She reached for her phone as the screen lit up. It was another reminder to take her morning pills. Her eyes wander to the white ceiling. It was so plain and boring. The apartment was so silent you could hear her labored breathing. She was louder than the clock on the wall. As she shuffled along to the kitchen, she remembered her mother’s lost battle with ovarian cancer. Why did they have to use such military and complicated words to describe anything to do with cancer? “She lost her fight with cancer. “She must fight this battle”. “She is a survivor.” “She is in remission.” A random thought crossed her mind, if someone says she lost her battle with cancer she would curse them from wherever she will be.
Her once firm body was no more, she was bald and her skin was saggy and dry. She was 37 yet felt six decades older. A bag of bones wrapped in an expensive silk gown. “Maybe I’ve done my time and should bid the world goodbye”, she mused. There was only one cup of natural yoghurt in the fridge. She picked a glass from the cabinet but it slipped from her grip and shattered on the floor. She smiled at the broken glass. The story of her life.
Her parents had separated when she was 15. Her father left with her elder brother. She remained with her mother. She would meet her brother every day at 4:00pm at the local market to catch up on everything. She would tell him what their mother was up to and he would bring her up to speed on what their dad’s drinking sprees dragged home. After three months her father suddenly quit alcohol. Every evening he would visit them in the shared one bedroom apartment. From a five bedroom mansion to a shared one bedroom life wasn’t rosy. When her father came over he always came with her brother and they would stay over for dinner and drive home late at night.
After two months her father gave up and went back to his second wife, the brown bottle. He would kiss her every evening. He became the village daily drinking officer. After a year her mother started getting weak. She had bouts of indigestion, heartburn, fatigue and back pains. She was through with high school and the task of nursing her now weak mother fell on her. She would call her brother every day. Crying. He was away in college. All he could do was listen. It broke his heart every time she called. But he was the only one she could talk to. He never failed to pick her calls.

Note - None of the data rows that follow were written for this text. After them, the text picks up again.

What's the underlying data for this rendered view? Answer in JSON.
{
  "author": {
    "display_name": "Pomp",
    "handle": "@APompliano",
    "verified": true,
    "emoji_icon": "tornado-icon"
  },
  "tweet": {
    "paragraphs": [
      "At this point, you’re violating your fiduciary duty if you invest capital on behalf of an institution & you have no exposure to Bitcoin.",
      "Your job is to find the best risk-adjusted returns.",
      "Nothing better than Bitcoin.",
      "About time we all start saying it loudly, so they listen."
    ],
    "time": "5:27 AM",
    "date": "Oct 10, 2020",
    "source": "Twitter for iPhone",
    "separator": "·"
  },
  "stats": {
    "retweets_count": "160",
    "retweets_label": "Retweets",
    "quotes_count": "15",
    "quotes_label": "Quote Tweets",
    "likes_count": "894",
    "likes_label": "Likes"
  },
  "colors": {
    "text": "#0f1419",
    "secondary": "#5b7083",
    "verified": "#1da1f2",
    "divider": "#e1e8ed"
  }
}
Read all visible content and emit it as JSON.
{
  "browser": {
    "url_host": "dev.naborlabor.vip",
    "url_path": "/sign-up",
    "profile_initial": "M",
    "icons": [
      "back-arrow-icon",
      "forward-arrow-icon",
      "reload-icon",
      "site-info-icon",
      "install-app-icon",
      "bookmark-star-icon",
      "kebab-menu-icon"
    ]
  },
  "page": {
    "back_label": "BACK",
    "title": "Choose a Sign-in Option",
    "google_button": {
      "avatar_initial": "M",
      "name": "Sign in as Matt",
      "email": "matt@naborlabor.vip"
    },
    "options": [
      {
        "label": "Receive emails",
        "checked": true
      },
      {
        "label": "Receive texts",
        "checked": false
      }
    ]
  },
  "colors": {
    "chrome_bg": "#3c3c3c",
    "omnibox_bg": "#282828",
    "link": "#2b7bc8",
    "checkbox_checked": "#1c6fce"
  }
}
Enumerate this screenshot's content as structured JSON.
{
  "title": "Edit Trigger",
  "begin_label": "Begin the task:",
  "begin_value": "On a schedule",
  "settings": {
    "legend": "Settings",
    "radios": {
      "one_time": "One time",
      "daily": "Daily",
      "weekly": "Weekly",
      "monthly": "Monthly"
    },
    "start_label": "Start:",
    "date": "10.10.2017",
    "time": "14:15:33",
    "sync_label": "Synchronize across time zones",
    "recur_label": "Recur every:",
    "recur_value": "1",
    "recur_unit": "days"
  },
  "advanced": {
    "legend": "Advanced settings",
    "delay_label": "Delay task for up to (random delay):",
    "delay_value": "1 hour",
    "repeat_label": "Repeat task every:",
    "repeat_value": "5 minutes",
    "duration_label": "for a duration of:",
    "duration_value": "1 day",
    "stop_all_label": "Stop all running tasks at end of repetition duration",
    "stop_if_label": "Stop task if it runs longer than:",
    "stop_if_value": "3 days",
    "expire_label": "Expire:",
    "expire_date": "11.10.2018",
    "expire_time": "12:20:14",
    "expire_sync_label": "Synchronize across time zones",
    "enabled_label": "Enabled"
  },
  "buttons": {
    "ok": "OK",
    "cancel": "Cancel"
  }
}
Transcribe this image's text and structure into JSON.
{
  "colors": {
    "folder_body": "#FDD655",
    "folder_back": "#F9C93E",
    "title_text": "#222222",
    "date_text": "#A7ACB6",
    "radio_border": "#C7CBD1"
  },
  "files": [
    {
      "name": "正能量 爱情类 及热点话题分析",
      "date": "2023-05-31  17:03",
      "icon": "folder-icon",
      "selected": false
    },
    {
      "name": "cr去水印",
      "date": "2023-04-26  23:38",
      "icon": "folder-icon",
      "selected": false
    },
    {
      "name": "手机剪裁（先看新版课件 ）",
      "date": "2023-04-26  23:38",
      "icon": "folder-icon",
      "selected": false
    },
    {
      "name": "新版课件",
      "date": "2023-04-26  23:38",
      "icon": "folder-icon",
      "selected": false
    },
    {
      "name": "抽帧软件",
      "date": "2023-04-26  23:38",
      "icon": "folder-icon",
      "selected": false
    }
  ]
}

Their father kept to his late night singing on his way home. Maybe it gave him company with his son away at college and his wife and daughter having moved out.
One day, as her mother was walking up the stairs she tripped and broke her leg. Mothers are the strongest. She went to buy pain killers and also look for her father. She thought Kabu would know where he was. Kabu was the bar tender at his favorite local. She was a yellow yellow who loved wearing sun dresses with boots. Everyone in the village seemed to love her stories and she thrived in the attention she got. Even in his state, he managed to take their mother to hospital within the hour. Tests were run. Many more were requested. Shortly after, she was diagnosed with ovarian cancer. Stage four.
She reached for a brush and dust pan to collect the shattered glass. She couldn’t help but wonder, why her? She had it all, a career, a home, vacations, car… She looked around and instantly knew she needed to call her brother.
She dialed his number and got through to Adele singing “Hello”. It is a nice song. But it is depressing. Listening to it made her feel like she was already dead and was reaching out to him from beyond. His first question was “Are you okay?”She asked him, “Why wouldn’t I be?” But he knew only too well and in less than an hours’ time he was in her apartment. He looked at her and broke down like a toddler. She was an emotional mess as well. He searched for words to reassure her. “Mummy left us but you are not going to. It is not your time yet.” Right at that moment she knew she had her cheerleader.
She took a shower and they went out for lunch. Later in the afternoon they visited her Insurance firm to get a clearer picture of her insurance funds and options. In him she knew she had found an anchor. He was holding the light at the end of the tunnel.